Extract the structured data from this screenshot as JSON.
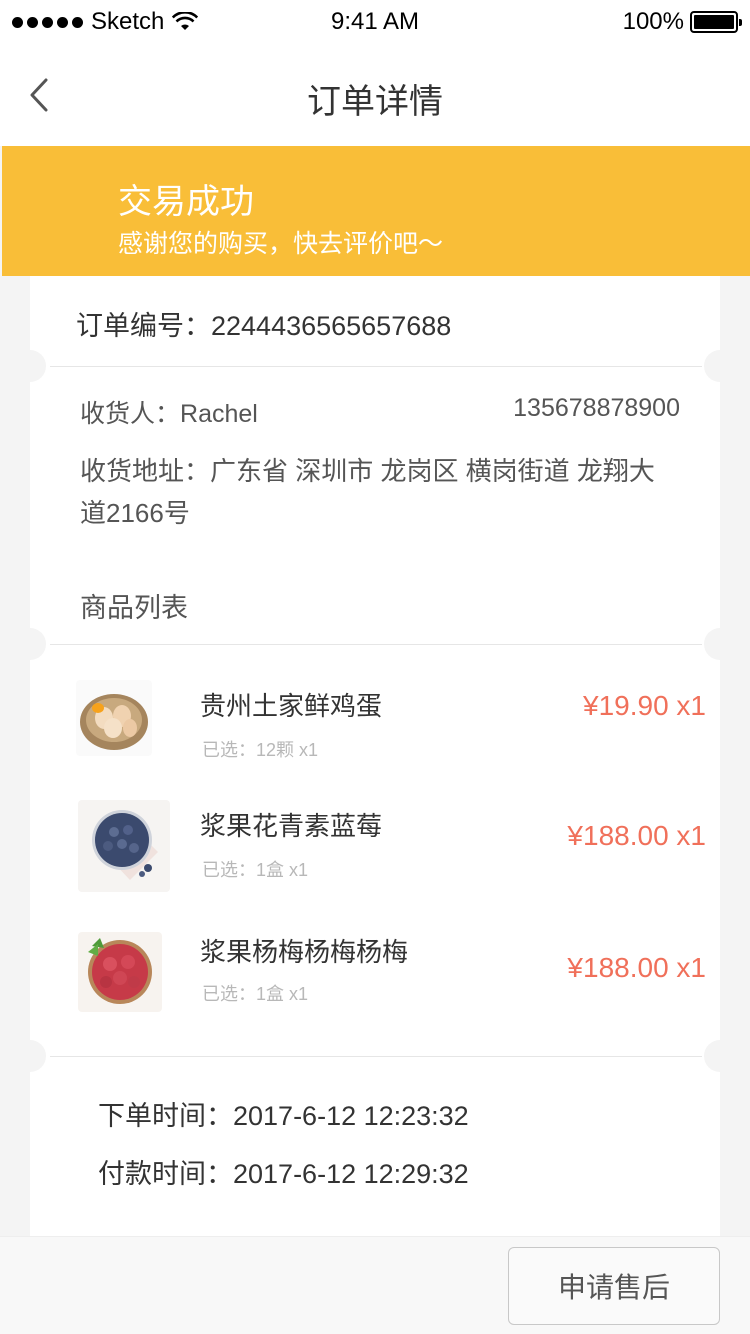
{
  "status_bar": {
    "carrier": "Sketch",
    "time": "9:41 AM",
    "battery": "100%"
  },
  "nav": {
    "title": "订单详情"
  },
  "banner": {
    "title": "交易成功",
    "subtitle": "感谢您的购买，快去评价吧～",
    "color": "#f9be38"
  },
  "order": {
    "number_label": "订单编号：",
    "number": "2244436565657688",
    "receiver_label": "收货人：",
    "receiver": "Rachel",
    "phone": "135678878900",
    "address_label": "收货地址：",
    "address": "广东省 深圳市 龙岗区 横岗街道 龙翔大道2166号",
    "list_title": "商品列表"
  },
  "products": [
    {
      "name": "贵州土家鲜鸡蛋",
      "spec": "已选：12颗   x1",
      "price": "¥19.90 x1",
      "image": "eggs-basket"
    },
    {
      "name": "浆果花青素蓝莓",
      "spec": "已选：1盒   x1",
      "price": "¥188.00 x1",
      "image": "blueberries-bowl"
    },
    {
      "name": "浆果杨梅杨梅杨梅",
      "spec": "已选：1盒   x1",
      "price": "¥188.00 x1",
      "image": "raspberries-bowl"
    }
  ],
  "times": {
    "order_time_label": "下单时间：",
    "order_time": "2017-6-12    12:23:32",
    "pay_time_label": "付款时间：",
    "pay_time": "2017-6-12    12:29:32"
  },
  "footer": {
    "after_sale_label": "申请售后"
  },
  "colors": {
    "price": "#f0705a",
    "background": "#f4f4f4"
  }
}
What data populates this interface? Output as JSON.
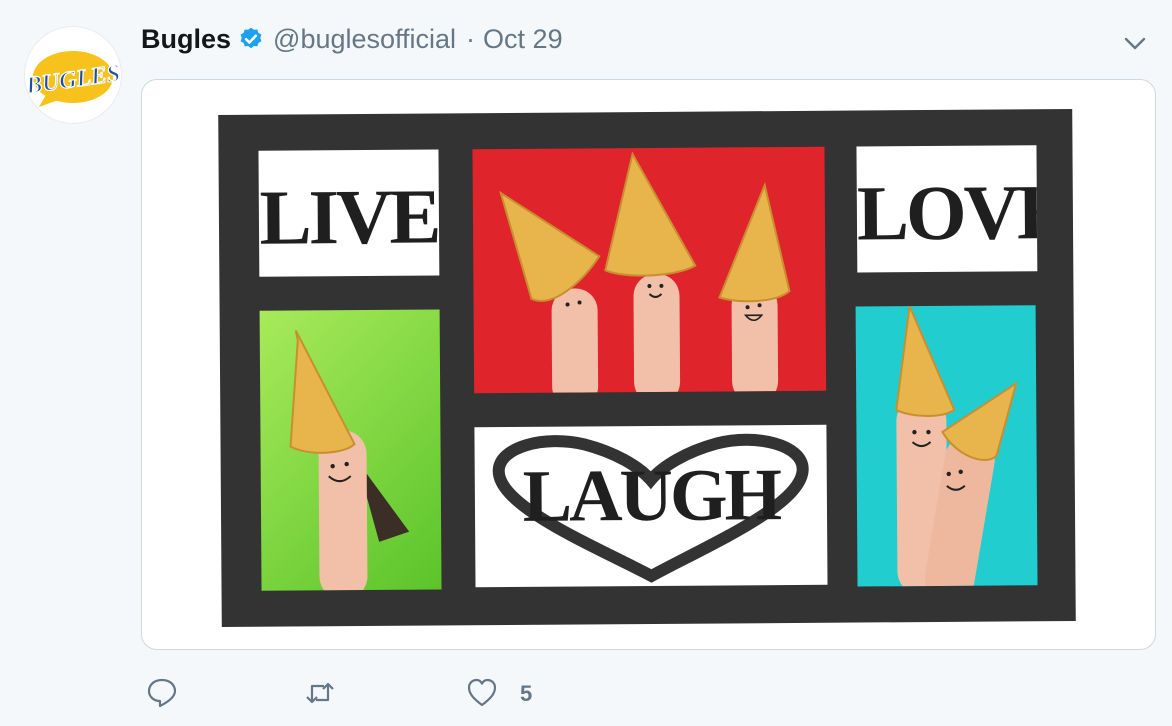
{
  "tweet": {
    "author_name": "Bugles",
    "handle": "@buglesofficial",
    "separator": "·",
    "date": "Oct 29",
    "avatar_logo_text": "BUGLES",
    "verified": true
  },
  "media": {
    "words": {
      "top_left": "LIVE",
      "top_right": "LOVE",
      "center": "LAUGH"
    }
  },
  "actions": {
    "reply_count": "",
    "retweet_count": "",
    "like_count": "5"
  },
  "colors": {
    "link_blue": "#1da1f2",
    "secondary_text": "#657786",
    "frame": "#333333",
    "bugle_gold": "#e8b44c",
    "panel_red": "#e0242c",
    "panel_green": "#8edc3c",
    "panel_teal": "#22cdd0"
  },
  "icons": [
    "verified-badge-icon",
    "chevron-down-icon",
    "reply-icon",
    "retweet-icon",
    "like-icon"
  ]
}
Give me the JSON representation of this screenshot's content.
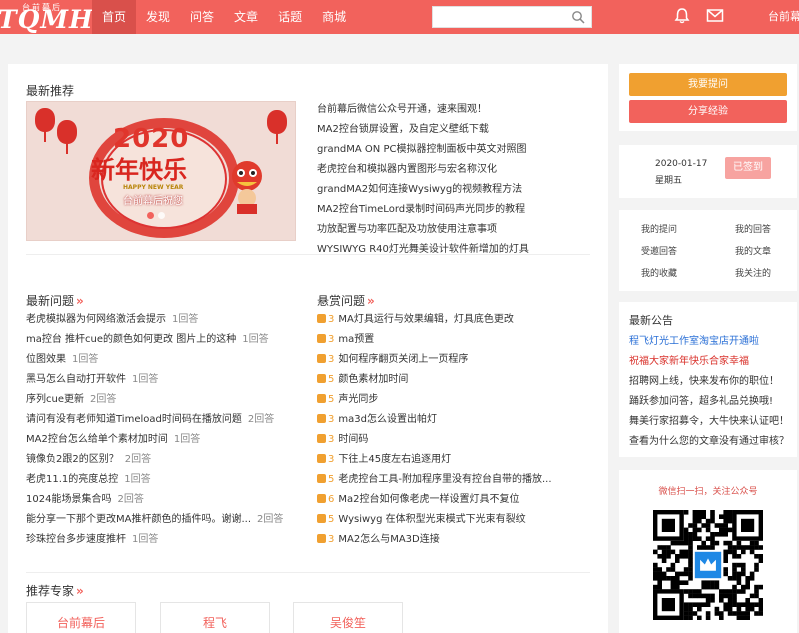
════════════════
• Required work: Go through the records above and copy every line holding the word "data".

• Your solution:
Extract the structured data from this screenshot as JSON.
What data populates this interface? Output as JSON.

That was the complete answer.